Task statement: Please write out all the data exactly as shown.

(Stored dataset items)
-----

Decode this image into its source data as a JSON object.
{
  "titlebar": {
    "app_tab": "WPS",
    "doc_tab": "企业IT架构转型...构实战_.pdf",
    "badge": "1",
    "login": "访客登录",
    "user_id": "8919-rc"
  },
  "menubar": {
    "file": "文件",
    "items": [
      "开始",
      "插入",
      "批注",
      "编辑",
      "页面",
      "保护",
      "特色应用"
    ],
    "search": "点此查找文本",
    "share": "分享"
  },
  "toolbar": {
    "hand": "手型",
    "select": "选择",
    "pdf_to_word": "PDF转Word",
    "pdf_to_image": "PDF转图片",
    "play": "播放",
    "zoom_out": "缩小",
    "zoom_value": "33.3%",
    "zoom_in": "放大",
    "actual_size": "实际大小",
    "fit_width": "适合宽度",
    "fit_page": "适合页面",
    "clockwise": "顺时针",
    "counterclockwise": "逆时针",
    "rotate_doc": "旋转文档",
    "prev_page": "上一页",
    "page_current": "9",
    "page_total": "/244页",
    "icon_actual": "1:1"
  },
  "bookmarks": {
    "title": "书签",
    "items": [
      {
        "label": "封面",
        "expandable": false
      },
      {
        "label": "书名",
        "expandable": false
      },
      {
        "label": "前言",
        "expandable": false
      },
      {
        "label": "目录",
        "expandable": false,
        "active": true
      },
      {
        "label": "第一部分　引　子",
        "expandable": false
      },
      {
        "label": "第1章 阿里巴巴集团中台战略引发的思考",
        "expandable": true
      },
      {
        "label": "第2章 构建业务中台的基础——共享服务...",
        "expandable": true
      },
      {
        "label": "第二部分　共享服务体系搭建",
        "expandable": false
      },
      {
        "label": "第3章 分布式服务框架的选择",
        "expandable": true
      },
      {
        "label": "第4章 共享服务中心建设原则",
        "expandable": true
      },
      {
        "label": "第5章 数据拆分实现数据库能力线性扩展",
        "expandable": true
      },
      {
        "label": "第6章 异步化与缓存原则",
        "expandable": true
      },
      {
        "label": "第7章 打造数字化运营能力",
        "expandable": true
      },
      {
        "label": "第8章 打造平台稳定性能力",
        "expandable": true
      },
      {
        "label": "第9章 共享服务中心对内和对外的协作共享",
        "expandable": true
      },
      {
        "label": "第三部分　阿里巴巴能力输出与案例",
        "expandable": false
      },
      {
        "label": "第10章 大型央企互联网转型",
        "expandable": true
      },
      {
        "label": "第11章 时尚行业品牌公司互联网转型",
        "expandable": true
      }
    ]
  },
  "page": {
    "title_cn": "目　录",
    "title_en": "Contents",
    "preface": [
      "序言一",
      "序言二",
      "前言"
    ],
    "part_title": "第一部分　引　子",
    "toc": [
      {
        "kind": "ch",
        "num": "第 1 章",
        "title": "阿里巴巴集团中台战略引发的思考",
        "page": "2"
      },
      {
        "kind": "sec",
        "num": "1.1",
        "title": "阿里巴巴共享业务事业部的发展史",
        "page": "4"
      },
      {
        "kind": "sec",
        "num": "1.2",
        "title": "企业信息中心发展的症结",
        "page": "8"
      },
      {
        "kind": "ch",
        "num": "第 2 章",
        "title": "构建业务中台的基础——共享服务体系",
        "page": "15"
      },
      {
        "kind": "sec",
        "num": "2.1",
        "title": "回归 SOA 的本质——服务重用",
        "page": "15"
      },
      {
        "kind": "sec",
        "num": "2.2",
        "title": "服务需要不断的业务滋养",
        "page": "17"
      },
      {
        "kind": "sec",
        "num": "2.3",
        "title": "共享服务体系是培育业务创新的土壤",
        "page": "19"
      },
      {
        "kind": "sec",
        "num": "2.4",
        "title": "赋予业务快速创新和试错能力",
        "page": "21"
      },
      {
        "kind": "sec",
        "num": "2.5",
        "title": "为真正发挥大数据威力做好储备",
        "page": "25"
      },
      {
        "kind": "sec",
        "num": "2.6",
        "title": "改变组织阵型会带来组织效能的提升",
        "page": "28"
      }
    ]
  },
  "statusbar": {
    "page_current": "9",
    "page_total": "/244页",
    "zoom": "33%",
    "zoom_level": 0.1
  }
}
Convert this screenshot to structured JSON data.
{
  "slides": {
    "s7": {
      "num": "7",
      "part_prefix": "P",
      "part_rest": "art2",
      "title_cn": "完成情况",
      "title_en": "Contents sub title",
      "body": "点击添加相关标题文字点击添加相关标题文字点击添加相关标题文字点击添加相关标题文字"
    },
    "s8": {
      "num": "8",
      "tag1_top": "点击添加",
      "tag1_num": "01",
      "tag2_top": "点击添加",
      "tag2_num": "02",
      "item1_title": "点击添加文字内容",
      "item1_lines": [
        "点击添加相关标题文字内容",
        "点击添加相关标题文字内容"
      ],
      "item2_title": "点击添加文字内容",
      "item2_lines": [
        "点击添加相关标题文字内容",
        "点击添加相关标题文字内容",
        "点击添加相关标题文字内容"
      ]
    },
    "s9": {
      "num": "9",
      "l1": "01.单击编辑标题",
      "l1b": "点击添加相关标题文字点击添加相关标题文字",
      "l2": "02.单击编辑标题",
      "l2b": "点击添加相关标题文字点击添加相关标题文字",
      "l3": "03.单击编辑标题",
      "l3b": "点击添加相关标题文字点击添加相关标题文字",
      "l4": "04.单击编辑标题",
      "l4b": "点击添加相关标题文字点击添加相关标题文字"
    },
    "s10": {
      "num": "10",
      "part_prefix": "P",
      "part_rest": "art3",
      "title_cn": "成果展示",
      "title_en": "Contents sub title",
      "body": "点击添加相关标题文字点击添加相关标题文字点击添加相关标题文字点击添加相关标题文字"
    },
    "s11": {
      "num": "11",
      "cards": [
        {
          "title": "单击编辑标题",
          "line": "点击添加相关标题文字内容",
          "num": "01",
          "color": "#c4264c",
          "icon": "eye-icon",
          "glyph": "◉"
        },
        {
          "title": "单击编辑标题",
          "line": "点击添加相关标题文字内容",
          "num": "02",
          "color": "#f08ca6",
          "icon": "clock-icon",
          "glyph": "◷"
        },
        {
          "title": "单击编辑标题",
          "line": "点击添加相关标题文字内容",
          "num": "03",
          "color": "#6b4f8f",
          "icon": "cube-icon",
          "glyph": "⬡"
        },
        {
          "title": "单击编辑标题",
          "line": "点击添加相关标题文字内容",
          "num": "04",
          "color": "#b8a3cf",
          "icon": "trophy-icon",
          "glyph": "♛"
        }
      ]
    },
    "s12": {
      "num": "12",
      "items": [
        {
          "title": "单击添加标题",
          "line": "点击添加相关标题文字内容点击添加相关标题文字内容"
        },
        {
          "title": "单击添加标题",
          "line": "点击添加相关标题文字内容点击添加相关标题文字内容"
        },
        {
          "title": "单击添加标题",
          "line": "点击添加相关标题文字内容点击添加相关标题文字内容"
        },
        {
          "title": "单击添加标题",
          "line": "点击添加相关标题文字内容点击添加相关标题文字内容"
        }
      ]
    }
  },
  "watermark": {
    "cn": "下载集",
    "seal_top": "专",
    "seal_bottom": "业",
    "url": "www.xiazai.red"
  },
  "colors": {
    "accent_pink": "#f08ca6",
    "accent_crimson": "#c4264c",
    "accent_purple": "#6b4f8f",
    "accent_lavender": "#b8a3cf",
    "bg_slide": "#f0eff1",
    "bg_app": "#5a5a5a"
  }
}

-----

Answer:
Decode this image into its source data as a JSON object.
{
  "titlebar": {
    "app_tab": "WPS",
    "doc_tab": "企业IT架构转型...构实战_.pdf",
    "badge": "1",
    "login": "访客登录",
    "user_id": "8919-rc"
  },
  "menubar": {
    "file": "文件",
    "items": [
      "开始",
      "插入",
      "批注",
      "编辑",
      "页面",
      "保护",
      "特色应用"
    ],
    "search": "点此查找文本",
    "share": "分享"
  },
  "toolbar": {
    "hand": "手型",
    "select": "选择",
    "pdf_to_word": "PDF转Word",
    "pdf_to_image": "PDF转图片",
    "play": "播放",
    "zoom_out": "缩小",
    "zoom_value": "33.3%",
    "zoom_in": "放大",
    "actual_size": "实际大小",
    "fit_width": "适合宽度",
    "fit_page": "适合页面",
    "clockwise": "顺时针",
    "counterclockwise": "逆时针",
    "rotate_doc": "旋转文档",
    "prev_page": "上一页",
    "page_current": "9",
    "page_total": "/244页",
    "icon_actual": "1:1"
  },
  "bookmarks": {
    "title": "书签",
    "items": [
      {
        "label": "封面",
        "expandable": false
      },
      {
        "label": "书名",
        "expandable": false
      },
      {
        "label": "前言",
        "expandable": false
      },
      {
        "label": "目录",
        "expandable": false,
        "active": true
      },
      {
        "label": "第一部分　引　子",
        "expandable": false
      },
      {
        "label": "第1章 阿里巴巴集团中台战略引发的思考",
        "expandable": true
      },
      {
        "label": "第2章 构建业务中台的基础——共享服务...",
        "expandable": true
      },
      {
        "label": "第二部分　共享服务体系搭建",
        "expandable": false
      },
      {
        "label": "第3章 分布式服务框架的选择",
        "expandable": true
      },
      {
        "label": "第4章 共享服务中心建设原则",
        "expandable": true
      },
      {
        "label": "第5章 数据拆分实现数据库能力线性扩展",
        "expandable": true
      },
      {
        "label": "第6章 异步化与缓存原则",
        "expandable": true
      },
      {
        "label": "第7章 打造数字化运营能力",
        "expandable": true
      },
      {
        "label": "第8章 打造平台稳定性能力",
        "expandable": true
      },
      {
        "label": "第9章 共享服务中心对内和对外的协作共享",
        "expandable": true
      },
      {
        "label": "第三部分　阿里巴巴能力输出与案例",
        "expandable": false
      },
      {
        "label": "第10章 大型央企互联网转型",
        "expandable": true
      },
      {
        "label": "第11章 时尚行业品牌公司互联网转型",
        "expandable": true
      }
    ]
  },
  "page": {
    "title_cn": "目　录",
    "title_en": "Contents",
    "preface": [
      "序言一",
      "序言二",
      "前言"
    ],
    "part_title": "第一部分　引　子",
    "toc": [
      {
        "kind": "ch",
        "num": "第 1 章",
        "title": "阿里巴巴集团中台战略引发的思考",
        "page": "2"
      },
      {
        "kind": "sec",
        "num": "1.1",
        "title": "阿里巴巴共享业务事业部的发展史",
        "page": "4"
      },
      {
        "kind": "sec",
        "num": "1.2",
        "title": "企业信息中心发展的症结",
        "page": "8"
      },
      {
        "kind": "ch",
        "num": "第 2 章",
        "title": "构建业务中台的基础——共享服务体系",
        "page": "15"
      },
      {
        "kind": "sec",
        "num": "2.1",
        "title": "回归 SOA 的本质——服务重用",
        "page": "15"
      },
      {
        "kind": "sec",
        "num": "2.2",
        "title": "服务需要不断的业务滋养",
        "page": "17"
      },
      {
        "kind": "sec",
        "num": "2.3",
        "title": "共享服务体系是培育业务创新的土壤",
        "page": "19"
      },
      {
        "kind": "sec",
        "num": "2.4",
        "title": "赋予业务快速创新和试错能力",
        "page": "21"
      },
      {
        "kind": "sec",
        "num": "2.5",
        "title": "为真正发挥大数据威力做好储备",
        "page": "25"
      },
      {
        "kind": "sec",
        "num": "2.6",
        "title": "改变组织阵型会带来组织效能的提升",
        "page": "28"
      }
    ]
  },
  "statusbar": {
    "page_current": "9",
    "page_total": "/244页",
    "zoom": "33%",
    "zoom_level": 0.1
  }
}
Convert this screenshot to structured JSON data.
{
  "slides": {
    "s7": {
      "num": "7",
      "part_prefix": "P",
      "part_rest": "art2",
      "title_cn": "完成情况",
      "title_en": "Contents sub title",
      "body": "点击添加相关标题文字点击添加相关标题文字点击添加相关标题文字点击添加相关标题文字"
    },
    "s8": {
      "num": "8",
      "tag1_top": "点击添加",
      "tag1_num": "01",
      "tag2_top": "点击添加",
      "tag2_num": "02",
      "item1_title": "点击添加文字内容",
      "item1_lines": [
        "点击添加相关标题文字内容",
        "点击添加相关标题文字内容"
      ],
      "item2_title": "点击添加文字内容",
      "item2_lines": [
        "点击添加相关标题文字内容",
        "点击添加相关标题文字内容",
        "点击添加相关标题文字内容"
      ]
    },
    "s9": {
      "num": "9",
      "l1": "01.单击编辑标题",
      "l1b": "点击添加相关标题文字点击添加相关标题文字",
      "l2": "02.单击编辑标题",
      "l2b": "点击添加相关标题文字点击添加相关标题文字",
      "l3": "03.单击编辑标题",
      "l3b": "点击添加相关标题文字点击添加相关标题文字",
      "l4": "04.单击编辑标题",
      "l4b": "点击添加相关标题文字点击添加相关标题文字"
    },
    "s10": {
      "num": "10",
      "part_prefix": "P",
      "part_rest": "art3",
      "title_cn": "成果展示",
      "title_en": "Contents sub title",
      "body": "点击添加相关标题文字点击添加相关标题文字点击添加相关标题文字点击添加相关标题文字"
    },
    "s11": {
      "num": "11",
      "cards": [
        {
          "title": "单击编辑标题",
          "line": "点击添加相关标题文字内容",
          "num": "01",
          "color": "#c4264c",
          "icon": "eye-icon",
          "glyph": "◉"
        },
        {
          "title": "单击编辑标题",
          "line": "点击添加相关标题文字内容",
          "num": "02",
          "color": "#f08ca6",
          "icon": "clock-icon",
          "glyph": "◷"
        },
        {
          "title": "单击编辑标题",
          "line": "点击添加相关标题文字内容",
          "num": "03",
          "color": "#6b4f8f",
          "icon": "cube-icon",
          "glyph": "⬡"
        },
        {
          "title": "单击编辑标题",
          "line": "点击添加相关标题文字内容",
          "num": "04",
          "color": "#b8a3cf",
          "icon": "trophy-icon",
          "glyph": "♛"
        }
      ]
    },
    "s12": {
      "num": "12",
      "items": [
        {
          "title": "单击添加标题",
          "line": "点击添加相关标题文字内容点击添加相关标题文字内容"
        },
        {
          "title": "单击添加标题",
          "line": "点击添加相关标题文字内容点击添加相关标题文字内容"
        },
        {
          "title": "单击添加标题",
          "line": "点击添加相关标题文字内容点击添加相关标题文字内容"
        },
        {
          "title": "单击添加标题",
          "line": "点击添加相关标题文字内容点击添加相关标题文字内容"
        }
      ]
    }
  },
  "watermark": {
    "cn": "下载集",
    "seal_top": "专",
    "seal_bottom": "业",
    "url": "www.xiazai.red"
  },
  "colors": {
    "accent_pink": "#f08ca6",
    "accent_crimson": "#c4264c",
    "accent_purple": "#6b4f8f",
    "accent_lavender": "#b8a3cf",
    "bg_slide": "#f0eff1",
    "bg_app": "#5a5a5a"
  }
}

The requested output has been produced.